THE INTRODUCTION of computers and email into the workplace and everyday life has dramatically increased the information available to employers, regulators and litigants. Often this information is confidential or of a personal nature. This puts into conflict the obligation to disclose information and the obligation to keep private information confidential.
It is interesting to see how different jurisdictions have chosen to resolve this conflict. The European Union has produced a Data Protection Directive (1) that has been implemented, in varying degrees, in its member states. The EU Directive broadly defines "personal data" to mean "any information relating to an identified or identifiable person". Each member state has considered how best to integrate and implement that directive in their nation. The survey of French data privacy laws, in particular, provides an example of the pitfalls that United States corporations may face in complying with United States law in the face of the EU Directive.
Common law counties such as Canada and New Zealand have also had to deal with the conflict between broad obligations of disclosure and personal and private confidentiality concerns. In Canada, there are ongoing changes to disclosure rules in many of the provinces the goal of which is limiting the traditionally broad disclosure obligations. Further, statutes have been enacted such as the Personal Information Protection and Electronic Documents Act, (2) to provide guidelines for the production of confidential information.
Similarly, New Zealand has enacted the Privacy Act 1993 to establish the parameters for the collection, handling and use of personal information. In both Canada and New Zealand, there is the development of the common law concept of a tort of invasion of privacy.
It is fascinating to compare how the various jurisdictions have handled this complex and sensitive issue. I thank each of the contributors for their thoughtful and useful essays.
Canada is a federal country and as a result has a patchwork of privacy and data protection laws governing the collection, use, and disclosure of personal information. However, most legislation defers to the court process. Recent changes to rules of civil procedure which limit the scope of discovery, including e- discovery show a trend away from the broad disclosure law obligations for disclosure to a proportional principle of discovery. (3) The current privacy laws in Canada generally exempt disclosure in a legal proceeding, including electronic documents, from statutory restrictions. (4)

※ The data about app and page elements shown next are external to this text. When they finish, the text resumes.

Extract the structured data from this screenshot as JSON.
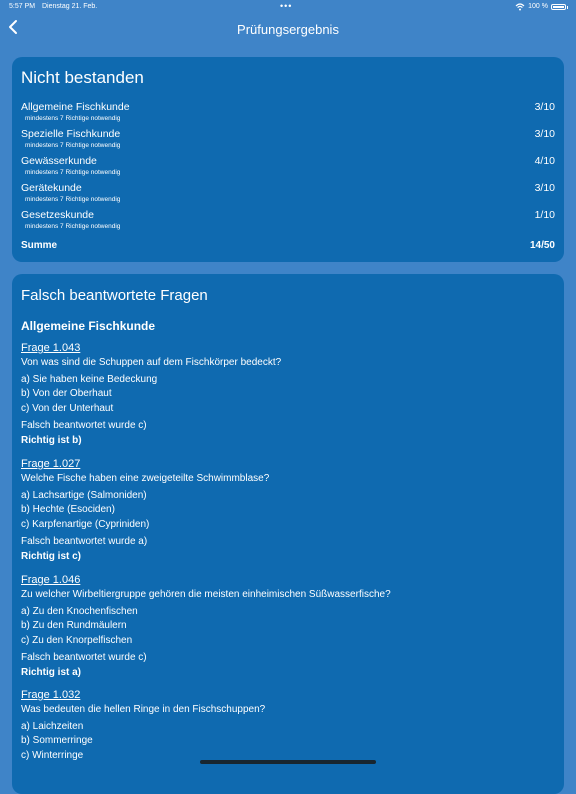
{
  "status": {
    "time": "5:57 PM",
    "date": "Dienstag 21. Feb.",
    "battery": "100 %",
    "battery_level": 1.0
  },
  "nav": {
    "title": "Prüfungsergebnis"
  },
  "result": {
    "title": "Nicht bestanden",
    "rows": [
      {
        "name": "Allgemeine Fischkunde",
        "note": "mindestens 7 Richtige notwendig",
        "score": "3/10"
      },
      {
        "name": "Spezielle Fischkunde",
        "note": "mindestens 7 Richtige notwendig",
        "score": "3/10"
      },
      {
        "name": "Gewässerkunde",
        "note": "mindestens 7 Richtige notwendig",
        "score": "4/10"
      },
      {
        "name": "Gerätekunde",
        "note": "mindestens 7 Richtige notwendig",
        "score": "3/10"
      },
      {
        "name": "Gesetzeskunde",
        "note": "mindestens 7 Richtige notwendig",
        "score": "1/10"
      }
    ],
    "sum_label": "Summe",
    "sum_score": "14/50"
  },
  "wrong": {
    "title": "Falsch beantwortete Fragen",
    "section": "Allgemeine Fischkunde",
    "questions": [
      {
        "number": "Frage 1.043",
        "text": "Von was sind die Schuppen auf dem Fischkörper bedeckt?",
        "answers": [
          "a) Sie haben keine Bedeckung",
          "b) Von der Oberhaut",
          "c) Von der Unterhaut"
        ],
        "wrong": "Falsch beantwortet wurde c)",
        "correct": "Richtig ist b)"
      },
      {
        "number": "Frage 1.027",
        "text": "Welche Fische haben eine zweigeteilte Schwimmblase?",
        "answers": [
          "a) Lachsartige (Salmoniden)",
          "b) Hechte (Esociden)",
          "c) Karpfenartige (Cypriniden)"
        ],
        "wrong": "Falsch beantwortet wurde a)",
        "correct": "Richtig ist c)"
      },
      {
        "number": "Frage 1.046",
        "text": "Zu welcher Wirbeltiergruppe gehören die meisten einheimischen Süßwasserfische?",
        "answers": [
          "a) Zu den Knochenfischen",
          "b) Zu den Rundmäulern",
          "c) Zu den Knorpelfischen"
        ],
        "wrong": "Falsch beantwortet wurde c)",
        "correct": "Richtig ist a)"
      },
      {
        "number": "Frage 1.032",
        "text": "Was bedeuten die hellen Ringe in den Fischschuppen?",
        "answers": [
          "a) Laichzeiten",
          "b) Sommerringe",
          "c) Winterringe"
        ],
        "wrong": "",
        "correct": ""
      }
    ]
  }
}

Under the Personal Information Protection and Electronic Documents Act, information may be collected and used without consent in investigating a breach of an agreement or a contravention of law. (5) Section 7(3)(c) allows information to be disclosed without consent if the disclosure is required to comply with rules of court relating to the production of records or a court order. (6) Under Section 8(8), if the organization has the personal information that is being requested, it must retain the information for as long as necessary to allow the individual to exhaust any recourse that they may have to obtain the information. (7) The Personal Information Protection Acts includes a broad exemption for litigation discovery. Section 3(4) expressly states that it "does not limit the information available by law to a party to a proceeding."
The courts have upheld Sections 7(3)(c) and 8(8) of PIPEDA as to third-- party internet service providers in BMG v. Doe, stating that "... ISPs are not entitled to 'voluntarily' disclose personal information such as the identities requested except with the customer's consent or pursuant to a court order." (9) Practically speaking, a third-party organization who is requested to hand over personal information would probably request a court order before doing so.
PIPEDA's approach to litigation differs slightly from similar legislation in British Columbia, Alberta, and Quebec. …